**Task prompt**
Below are records to be repeated in full. Give them exactly.

**Data records**
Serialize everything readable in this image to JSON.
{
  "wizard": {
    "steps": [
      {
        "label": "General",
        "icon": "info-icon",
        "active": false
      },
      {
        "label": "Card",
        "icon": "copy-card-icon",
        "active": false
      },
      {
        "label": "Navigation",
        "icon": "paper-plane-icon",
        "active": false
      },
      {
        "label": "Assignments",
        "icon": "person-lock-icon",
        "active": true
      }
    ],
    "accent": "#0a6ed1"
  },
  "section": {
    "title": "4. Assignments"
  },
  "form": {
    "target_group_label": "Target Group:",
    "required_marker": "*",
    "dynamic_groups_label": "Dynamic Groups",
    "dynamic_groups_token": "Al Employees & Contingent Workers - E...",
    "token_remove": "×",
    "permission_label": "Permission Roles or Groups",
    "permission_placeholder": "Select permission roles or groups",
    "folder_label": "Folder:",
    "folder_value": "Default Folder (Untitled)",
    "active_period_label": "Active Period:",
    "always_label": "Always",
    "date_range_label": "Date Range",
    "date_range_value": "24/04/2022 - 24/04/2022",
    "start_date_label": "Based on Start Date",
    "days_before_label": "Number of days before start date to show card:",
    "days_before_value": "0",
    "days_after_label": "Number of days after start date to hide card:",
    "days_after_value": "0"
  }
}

**Answer to this problem**
Serialize everything readable in this image to JSON.
{
  "wizard": {
    "steps": [
      {
        "label": "General",
        "icon": "info-icon",
        "active": false
      },
      {
        "label": "Card",
        "icon": "copy-card-icon",
        "active": false
      },
      {
        "label": "Navigation",
        "icon": "paper-plane-icon",
        "active": false
      },
      {
        "label": "Assignments",
        "icon": "person-lock-icon",
        "active": true
      }
    ],
    "accent": "#0a6ed1"
  },
  "section": {
    "title": "4. Assignments"
  },
  "form": {
    "target_group_label": "Target Group:",
    "required_marker": "*",
    "dynamic_groups_label": "Dynamic Groups",
    "dynamic_groups_token": "Al Employees & Contingent Workers - E...",
    "token_remove": "×",
    "permission_label": "Permission Roles or Groups",
    "permission_placeholder": "Select permission roles or groups",
    "folder_label": "Folder:",
    "folder_value": "Default Folder (Untitled)",
    "active_period_label": "Active Period:",
    "always_label": "Always",
    "date_range_label": "Date Range",
    "date_range_value": "24/04/2022 - 24/04/2022",
    "start_date_label": "Based on Start Date",
    "days_before_label": "Number of days before start date to show card:",
    "days_before_value": "0",
    "days_after_label": "Number of days after start date to hide card:",
    "days_after_value": "0"
  }
}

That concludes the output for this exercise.